PHOENIX -- The beauty of this edition of the Phoenix Suns' offense is its capacity to transform almost anyone on the roster into an emergency go-to-guy for one night.
But in the eye of even the most optimistic beholder, running sets to create pristine looks for Hakim Warrick and Ronnie Price suggests the potential for cosmic concerns on Planet Orange.
Well, Warrick and Price did combine to make an equal split of 14 of 26 shots from the field and 28 points (14 is a career high for Price) during Wednesday's date with the Philadelphia 76ers at U.S. Airways Center. Unfortunately, their teammates were an arctic 19 of 54, and -- even with the Hak and Ronnie Show in full gallop -- the Suns shot an alarming 32.5 percent in the opening half.
"Sometimes when it rains," Suns forward Grant Hill said, "it pours."
Hallelujah, it was rainin' bricks. But operating a traditionally-robust offensive system with the current roster has the potential to seem as futile as putting on a production of "Riverdance" with a cast full of lumberjacks.
It should be noted the 103-83 loss to the Sixers wasn't exactly epic. The Suns' 34-point first half was a whopping nine points shy of the record for worst 24 minutes in franchise history. And the 6-minute, 13-second whiff to open the third quarter was historically mitigated by a 20-point eruption over the final 5:47.
A blistering, 57.1-percent marksmanship during the entire fourth-quarter hiked the Suns' overall shooting accuracy to 41.3.
"We're not ready to panic or anything like that," Suns coach Alvin Gentry said after his team opened the compacted campaign with two home losses. "Am I disappointed? Sure, I'm disappointed. But you can't stay there. You don't have the time to linger in pity."
Well, with the commitment to moving on established, the rest of us can dig for that silver lining.
Ah, here's something. The first-half defense was -- by comparison to the offense -- beastly. Phoenix actually bothered the bouncy, young Sixers into a 40-percent shooting performance before intermission. The Suns only forced three turnovers by that time, however, and the nasty karma from their offensive nightmare eventually provoked calamity at both ends of the floor.
Gentry, justifiably irritable after his team surrendered 50 points in the paint for the game, has been emphatic in pointing out that a renewed emphasis to building a wall on defense is not translating into offensive misery.
"That has zero to do with it," Gentry said. "We're not trying to slow anything down or do anything different offensively."
No, in addition to even shooting poorly when wide open, the Suns simply have very few players capable of using the ultimate NBA weapon of dribbling to create scoring opportunities -- for their teammates or themselves.
One of the greatest in recent league history, point guard Steve Nash, had a stat line that truly defined the proceedings: 4 points (on 2-of-11 shooting), 1 assist and 6 turnovers.
But not hitting shots was contagious. Suns infected during this particular epidemic were Hill (4 of 12), Channing Frye (0 of 4), Jared Dudley (0 of 2), and Marcin Gortat (1 of 6).
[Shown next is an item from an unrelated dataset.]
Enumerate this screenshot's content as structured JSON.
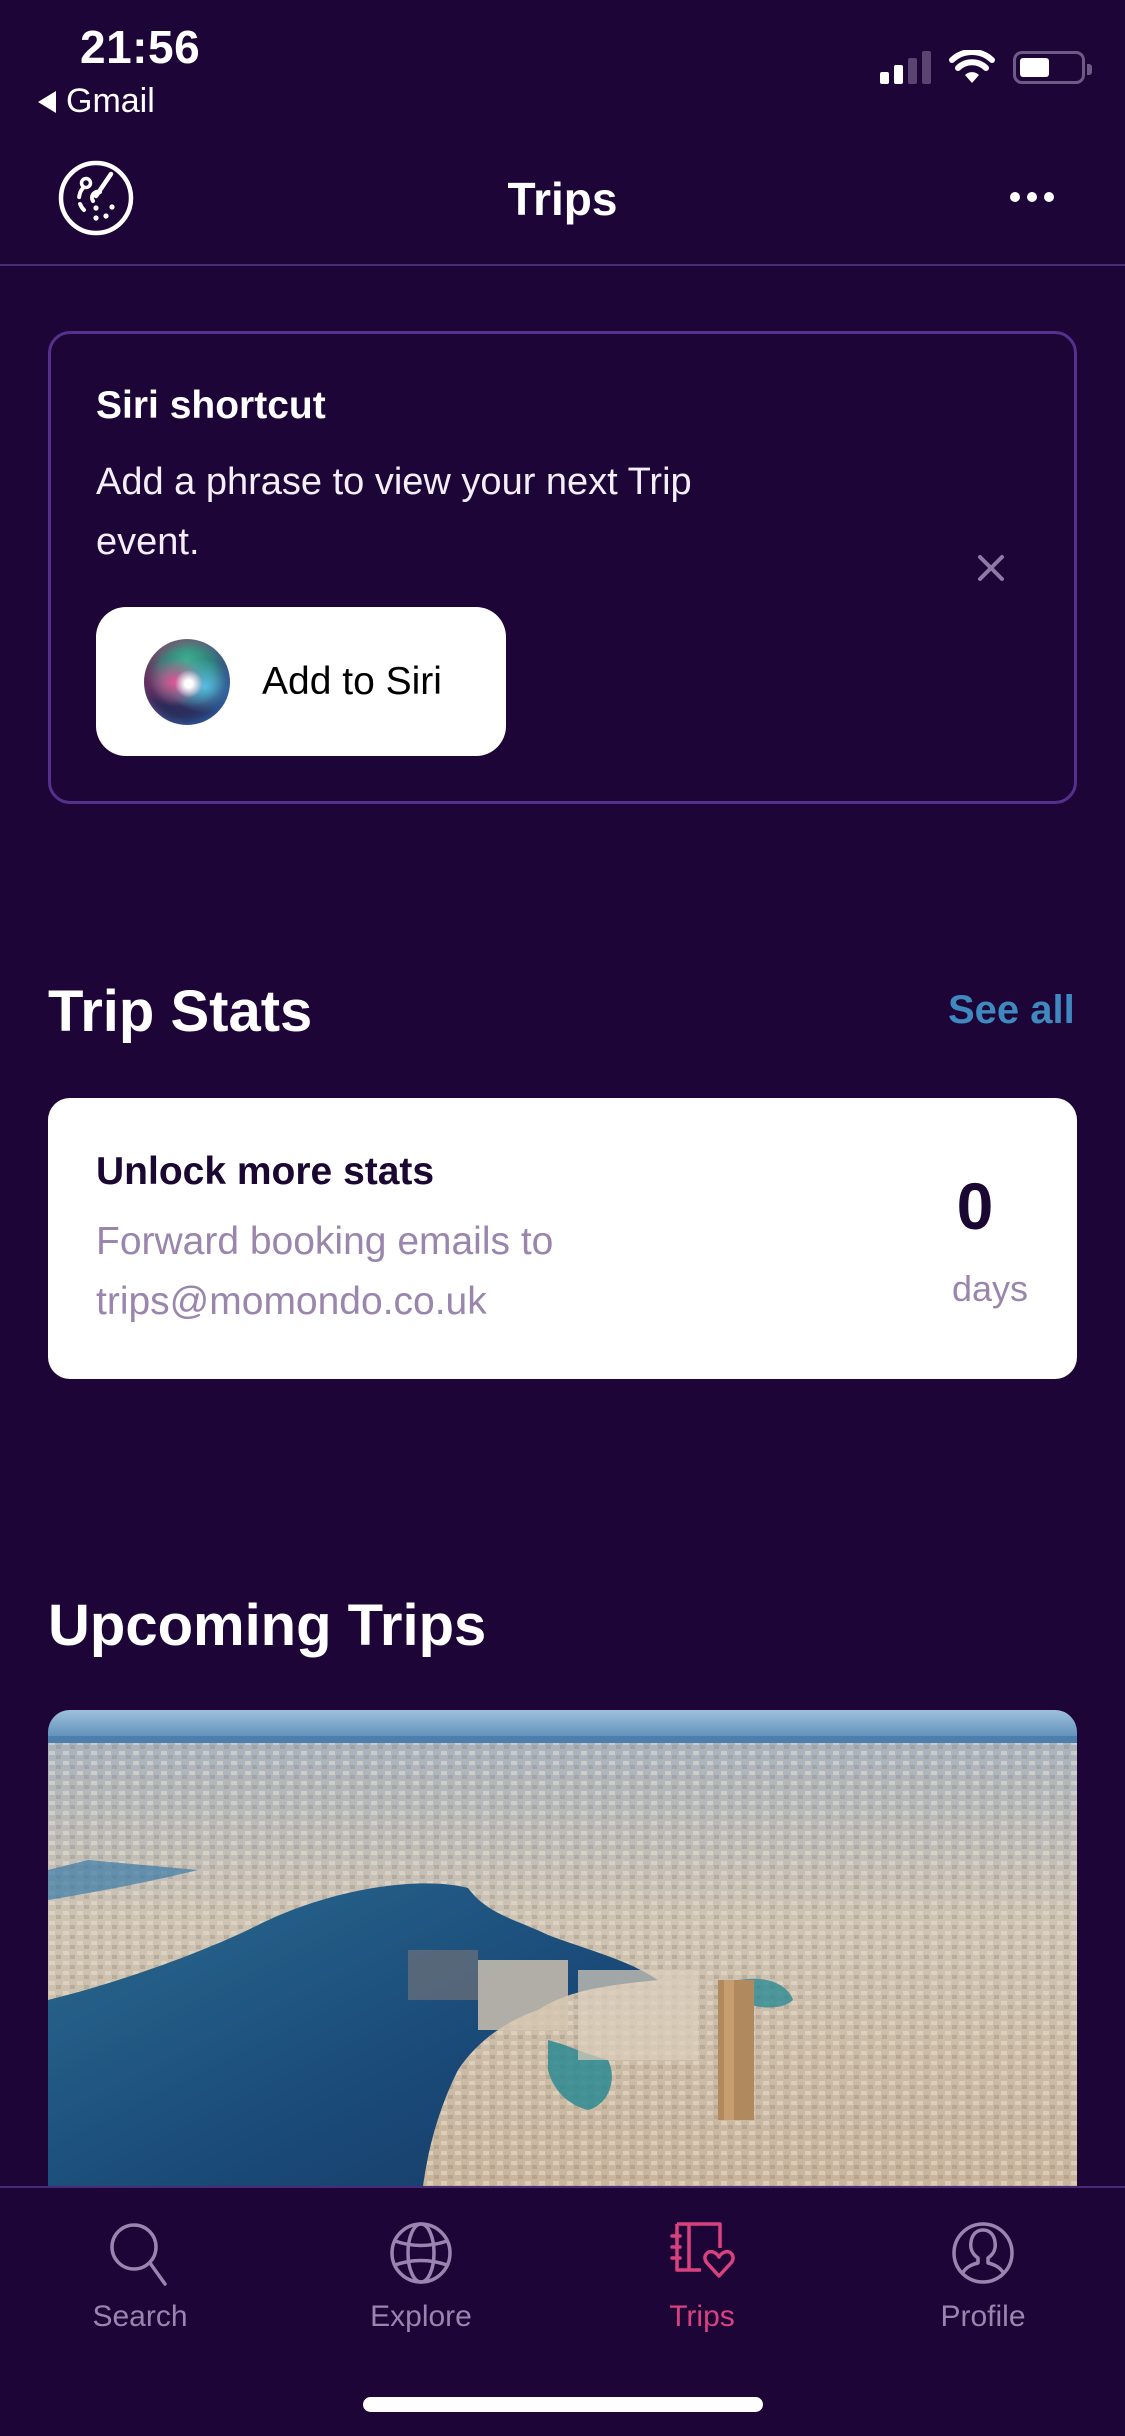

And while Warrick helped prevent a record-setting catastrophe on offense, he managed to collect a measly three rebounds in 31-plus minutes and was the usual liability on defense.
Anyway, it's obvious that Nash is the rare Sun with enough off-the-bounce chutzpah to gut a defense, locate open teammates and make a play. Phoenix was far from blessed in this regard last season, too, an affliction that often manifested when opposing defenses went to the fourth-quarter tactic of squeezing pick-and-roll maneuvers with the intent of having Nash give up the ball early.
Through two games, a similar offensive stagger has begun right after tip-off.
"I think it's a combination of a lot of things," Nash said. "Shortened training camp, lack of familiarity, not efficient yet, not making shots and we're not in sync.
"Some of it is a part of the shortened camp. I think we need to get a little tougher at times and not look around and hope things will get better."
The shortened-camp thing isn't isolated in Phoenix. Everyone has that excuse in their hip pockets. Getting tougher would help considerably, and -- although we've seen more space created in the past -- the shooting can't remain awful for an entire season.
But even in the best of times for a team with this level of offensive talent, just flirting with a very low playoff seed may be as hopeful as a Suns follower can reasonably be.
Whether they rise or continue falling, there will be salary-cap flexibility this summer.
In the meantime, Suns fans can enjoy watching rookie power forward Markieff Morris (9 points on 4-of-5 shooting) develop. There also have been reports that the team worked out former standout sniper Michael Redd (whose recent knee history has made him available) and former Pitt star Gilbert Brown.
Players with the ability to ride into town and fix this scoring mess aren't available. Well, not right now.
So, while fans pretend to play general manager, the coaches and players have 64 more games to improve.
"We gotta take it as a stepping stone and try to lock in," Gentry said.